---- Extracted material
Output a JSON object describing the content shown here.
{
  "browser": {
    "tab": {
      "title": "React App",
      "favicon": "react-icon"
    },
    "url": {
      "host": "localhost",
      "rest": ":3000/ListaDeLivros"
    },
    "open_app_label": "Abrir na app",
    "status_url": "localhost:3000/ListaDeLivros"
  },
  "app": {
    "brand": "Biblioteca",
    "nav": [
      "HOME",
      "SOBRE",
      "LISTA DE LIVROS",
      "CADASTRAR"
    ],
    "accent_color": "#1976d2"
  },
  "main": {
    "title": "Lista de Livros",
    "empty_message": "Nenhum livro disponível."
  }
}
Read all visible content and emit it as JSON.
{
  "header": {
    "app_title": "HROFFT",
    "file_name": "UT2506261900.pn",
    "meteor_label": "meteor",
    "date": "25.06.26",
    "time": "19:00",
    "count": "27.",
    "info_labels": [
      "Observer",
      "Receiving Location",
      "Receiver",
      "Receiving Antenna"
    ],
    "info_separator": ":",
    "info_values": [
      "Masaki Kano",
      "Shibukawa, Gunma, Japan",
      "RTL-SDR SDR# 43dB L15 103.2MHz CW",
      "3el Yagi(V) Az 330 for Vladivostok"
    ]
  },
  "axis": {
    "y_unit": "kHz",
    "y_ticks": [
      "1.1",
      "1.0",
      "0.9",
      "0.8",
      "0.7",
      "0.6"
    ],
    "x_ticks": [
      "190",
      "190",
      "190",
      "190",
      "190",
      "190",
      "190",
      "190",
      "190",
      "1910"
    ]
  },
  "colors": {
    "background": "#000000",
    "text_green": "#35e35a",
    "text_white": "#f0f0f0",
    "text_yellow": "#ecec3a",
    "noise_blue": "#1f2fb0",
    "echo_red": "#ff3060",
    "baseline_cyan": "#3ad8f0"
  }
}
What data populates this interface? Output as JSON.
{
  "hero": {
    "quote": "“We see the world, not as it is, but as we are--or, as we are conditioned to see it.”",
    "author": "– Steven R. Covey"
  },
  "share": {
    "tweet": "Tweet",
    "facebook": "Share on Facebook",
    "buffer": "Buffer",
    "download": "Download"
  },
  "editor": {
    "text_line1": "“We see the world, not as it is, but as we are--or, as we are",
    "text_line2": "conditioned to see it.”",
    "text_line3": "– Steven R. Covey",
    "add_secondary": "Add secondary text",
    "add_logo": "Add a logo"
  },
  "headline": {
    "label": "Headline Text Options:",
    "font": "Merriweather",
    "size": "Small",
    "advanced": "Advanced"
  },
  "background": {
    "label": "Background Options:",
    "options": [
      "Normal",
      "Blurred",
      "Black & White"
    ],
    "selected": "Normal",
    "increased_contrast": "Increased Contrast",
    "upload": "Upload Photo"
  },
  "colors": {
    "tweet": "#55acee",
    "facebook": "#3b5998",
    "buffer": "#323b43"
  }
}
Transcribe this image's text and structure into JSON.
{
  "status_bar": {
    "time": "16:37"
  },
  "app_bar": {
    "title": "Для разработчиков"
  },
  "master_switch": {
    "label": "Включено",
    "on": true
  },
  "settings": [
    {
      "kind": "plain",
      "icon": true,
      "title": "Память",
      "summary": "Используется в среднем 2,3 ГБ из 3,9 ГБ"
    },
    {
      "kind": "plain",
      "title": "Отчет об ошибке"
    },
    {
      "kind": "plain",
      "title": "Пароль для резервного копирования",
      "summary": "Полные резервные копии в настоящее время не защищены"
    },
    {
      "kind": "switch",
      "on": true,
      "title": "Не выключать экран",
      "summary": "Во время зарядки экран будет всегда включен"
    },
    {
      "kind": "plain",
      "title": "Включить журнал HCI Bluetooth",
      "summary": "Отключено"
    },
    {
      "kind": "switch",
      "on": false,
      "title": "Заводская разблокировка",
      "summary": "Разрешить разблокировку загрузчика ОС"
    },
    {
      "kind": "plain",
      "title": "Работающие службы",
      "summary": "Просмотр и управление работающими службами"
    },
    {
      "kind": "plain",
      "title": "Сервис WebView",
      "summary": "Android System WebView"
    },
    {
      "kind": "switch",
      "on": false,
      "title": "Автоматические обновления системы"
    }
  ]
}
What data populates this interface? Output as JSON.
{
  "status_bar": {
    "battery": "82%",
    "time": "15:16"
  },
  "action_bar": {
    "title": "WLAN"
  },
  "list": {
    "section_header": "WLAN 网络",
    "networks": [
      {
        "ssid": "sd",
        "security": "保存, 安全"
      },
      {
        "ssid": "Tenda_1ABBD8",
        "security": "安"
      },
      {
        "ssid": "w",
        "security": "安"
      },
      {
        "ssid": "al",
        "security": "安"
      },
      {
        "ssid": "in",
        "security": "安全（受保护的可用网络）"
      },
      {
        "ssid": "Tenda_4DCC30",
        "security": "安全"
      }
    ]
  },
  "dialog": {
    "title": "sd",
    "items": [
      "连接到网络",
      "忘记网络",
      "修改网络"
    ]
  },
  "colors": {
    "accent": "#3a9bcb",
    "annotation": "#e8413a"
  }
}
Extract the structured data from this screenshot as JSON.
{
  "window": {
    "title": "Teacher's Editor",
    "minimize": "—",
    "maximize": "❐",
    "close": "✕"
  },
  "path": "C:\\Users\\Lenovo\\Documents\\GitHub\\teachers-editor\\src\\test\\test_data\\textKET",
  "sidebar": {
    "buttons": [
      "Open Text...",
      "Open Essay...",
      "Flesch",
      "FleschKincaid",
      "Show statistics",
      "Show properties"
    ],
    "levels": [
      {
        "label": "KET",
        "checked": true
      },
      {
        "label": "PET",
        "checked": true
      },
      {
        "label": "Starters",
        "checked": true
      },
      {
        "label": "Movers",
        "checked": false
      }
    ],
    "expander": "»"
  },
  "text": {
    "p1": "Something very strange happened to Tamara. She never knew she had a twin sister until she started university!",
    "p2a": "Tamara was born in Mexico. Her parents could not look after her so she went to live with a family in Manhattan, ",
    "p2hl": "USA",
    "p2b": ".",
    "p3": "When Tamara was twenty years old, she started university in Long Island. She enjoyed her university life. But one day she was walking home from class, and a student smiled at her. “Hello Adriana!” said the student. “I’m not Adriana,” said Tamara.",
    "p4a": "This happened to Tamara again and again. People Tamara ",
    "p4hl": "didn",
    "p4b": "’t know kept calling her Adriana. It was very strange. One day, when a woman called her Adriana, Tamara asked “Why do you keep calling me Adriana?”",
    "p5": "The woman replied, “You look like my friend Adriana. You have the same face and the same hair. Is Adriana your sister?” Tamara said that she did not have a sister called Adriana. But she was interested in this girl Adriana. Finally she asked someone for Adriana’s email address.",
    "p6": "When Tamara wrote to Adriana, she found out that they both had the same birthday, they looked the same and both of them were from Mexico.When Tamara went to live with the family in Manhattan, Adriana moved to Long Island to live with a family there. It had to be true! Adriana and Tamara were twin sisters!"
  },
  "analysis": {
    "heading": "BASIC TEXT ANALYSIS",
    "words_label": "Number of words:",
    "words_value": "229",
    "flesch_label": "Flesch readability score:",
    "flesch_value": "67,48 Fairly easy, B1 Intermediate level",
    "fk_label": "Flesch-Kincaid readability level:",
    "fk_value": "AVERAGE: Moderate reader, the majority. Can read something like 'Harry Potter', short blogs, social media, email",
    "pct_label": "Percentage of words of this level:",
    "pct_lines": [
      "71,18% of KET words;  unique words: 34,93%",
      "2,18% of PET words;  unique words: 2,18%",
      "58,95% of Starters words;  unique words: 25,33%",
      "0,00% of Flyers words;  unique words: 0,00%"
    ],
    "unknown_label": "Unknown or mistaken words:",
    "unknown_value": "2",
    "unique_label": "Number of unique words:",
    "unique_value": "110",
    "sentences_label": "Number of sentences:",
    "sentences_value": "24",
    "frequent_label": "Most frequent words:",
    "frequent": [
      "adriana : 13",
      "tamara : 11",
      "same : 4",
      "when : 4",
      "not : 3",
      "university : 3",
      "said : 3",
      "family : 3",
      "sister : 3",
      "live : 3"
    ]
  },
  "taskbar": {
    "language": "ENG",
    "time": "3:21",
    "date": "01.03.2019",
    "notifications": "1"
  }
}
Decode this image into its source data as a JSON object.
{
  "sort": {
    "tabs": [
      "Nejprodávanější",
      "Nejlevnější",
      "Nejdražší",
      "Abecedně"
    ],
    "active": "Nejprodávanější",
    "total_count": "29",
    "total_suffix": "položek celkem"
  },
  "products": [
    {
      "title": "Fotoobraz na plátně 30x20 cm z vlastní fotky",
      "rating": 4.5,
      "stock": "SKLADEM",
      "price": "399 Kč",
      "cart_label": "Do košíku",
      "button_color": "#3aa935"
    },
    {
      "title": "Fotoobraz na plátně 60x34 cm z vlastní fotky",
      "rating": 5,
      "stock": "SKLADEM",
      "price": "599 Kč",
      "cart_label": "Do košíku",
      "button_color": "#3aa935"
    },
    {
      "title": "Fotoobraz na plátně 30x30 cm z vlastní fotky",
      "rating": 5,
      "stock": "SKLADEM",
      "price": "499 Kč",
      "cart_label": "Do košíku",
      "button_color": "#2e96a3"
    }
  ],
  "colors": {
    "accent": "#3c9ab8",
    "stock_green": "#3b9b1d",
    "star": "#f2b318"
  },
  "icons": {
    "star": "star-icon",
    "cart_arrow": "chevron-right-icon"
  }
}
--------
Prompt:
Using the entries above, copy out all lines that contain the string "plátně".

Answer section:
      "title": "Fotoobraz na plátně 30x20 cm z vlastní fotky",
      "title": "Fotoobraz na plátně 60x34 cm z vlastní fotky",
      "title": "Fotoobraz na plátně 30x30 cm z vlastní fotky",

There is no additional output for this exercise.